Six days after an armed robbery, an officer received reliable information that the defendant had been involved as the getaway driver. The officer immediately issued a “wanted flyer” to other police departments in the area, containing the defendant’s name, as well as the date and location of the robbery. The flyer also stated that the defendant was wanted for investigation of an armed robbery and cautioned that he was considered to be armed and dangerous. Approximately six days later, an officer from a nearby police department stopped the defendant while driving a vehicle, based on the “wanted flyer.” The officer was unable to confirm whether a warrant had been issued for the defendant’s arrest before approaching the vehicle. The officer ordered the defendant and a passenger out of the vehicle. Another officer arrived on the scene and observed through the open passenger door of the vehicle the butt of a revolver. The passenger, a convicted felon, was arrested. Two other weapons were found during the ensuing search and the defendant was arrested.
1. Whether a Terry stop for a crime that has already been completed is lawful under the Fourth Amendment?
2. Whether a Terry stop can be based on a “wanted flyer” issued by officers who had a reasonable suspicion that the suspect has committed an offense?
1. Yes. There is no limitation that the suspect stopped be either in the process of committing, or about to commit, a crime.
2. Yes. The validity of the “wanted flyer” rests on the issuing officer’s reasonable suspicion to stop the suspect.
Where officers have a reasonable suspicion that the suspect was involved in a prior crime and have been unable to locate him to investigate their suspicions, the government retains an interest in detecting and punishing those behaviors. This interest outweighs the intrusion caused by a Terry stop. However, the Court did not address whether Terry stops to investigate all past crimes are permissible.
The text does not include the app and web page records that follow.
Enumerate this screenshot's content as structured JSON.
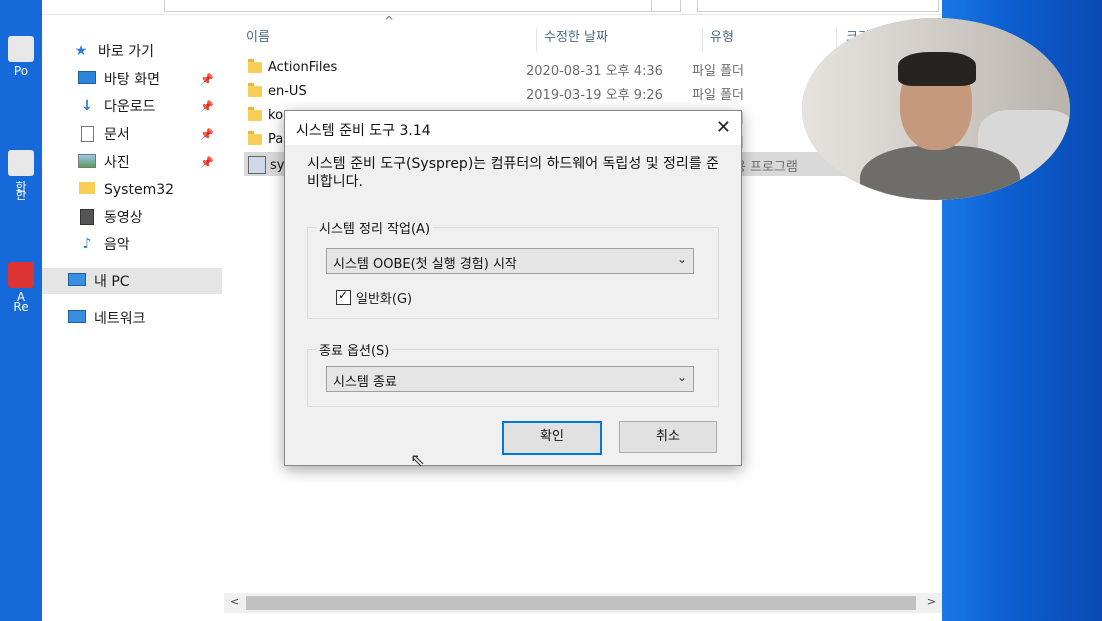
{
  "desktop": {
    "icon_labels": [
      "Po",
      "한",
      "한",
      "A",
      "Re"
    ]
  },
  "explorer": {
    "nav": {
      "quick_access": "바로 가기",
      "items": [
        {
          "label": "바탕 화면",
          "icon": "desktop-icon",
          "pinned": true
        },
        {
          "label": "다운로드",
          "icon": "download-icon",
          "pinned": true
        },
        {
          "label": "문서",
          "icon": "document-icon",
          "pinned": true
        },
        {
          "label": "사진",
          "icon": "picture-icon",
          "pinned": true
        },
        {
          "label": "System32",
          "icon": "folder-icon",
          "pinned": false
        },
        {
          "label": "동영상",
          "icon": "video-icon",
          "pinned": false
        },
        {
          "label": "음악",
          "icon": "music-icon",
          "pinned": false
        }
      ],
      "this_pc": "내 PC",
      "network": "네트워크"
    },
    "columns": {
      "name": "이름",
      "date": "수정한 날짜",
      "type": "유형",
      "size": "크기"
    },
    "files": [
      {
        "name": "ActionFiles",
        "date": "2020-08-31 오후 4:36",
        "type": "파일 폴더"
      },
      {
        "name": "en-US",
        "date": "2019-03-19 오후 9:26",
        "type": "파일 폴더"
      },
      {
        "name": "ko",
        "date": "",
        "type": "파일 폴더"
      },
      {
        "name": "Pa",
        "date": "",
        "type": "파일 폴더"
      },
      {
        "name": "sys",
        "date": "",
        "type": "응용 프로그램"
      }
    ]
  },
  "dialog": {
    "title": "시스템 준비 도구 3.14",
    "description": "시스템 준비 도구(Sysprep)는 컴퓨터의 하드웨어 독립성 및 정리를 준비합니다.",
    "cleanup_group": "시스템 정리 작업(A)",
    "cleanup_value": "시스템 OOBE(첫 실행 경험) 시작",
    "generalize_label": "일반화(G)",
    "generalize_checked": true,
    "shutdown_group": "종료 옵션(S)",
    "shutdown_value": "시스템 종료",
    "ok": "확인",
    "cancel": "취소"
  }
}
Whether the officers who actually stopped the defendant had knowledge of the facts that gave rise to reasonable suspicion is immaterial. What is key is whether the officers who issued the “wanted flyer” had reasonable suspicion to conduct a Terry stop. If so, the suspect may be stopped on the basis of the flyer to “check identification, pose questions to the person, or to detain the person briefly while attempting to obtain further information.” Here, the officers who stopped the defendant did so lawfully, in that the officer who issued the flyer had reasonable suspicion for a stop. Because the initial stop was lawful, all evidence seized in plain view or incident to the arrest that followed was admissible.
469 U.S. 221, 105 S. Ct. 675 (1985)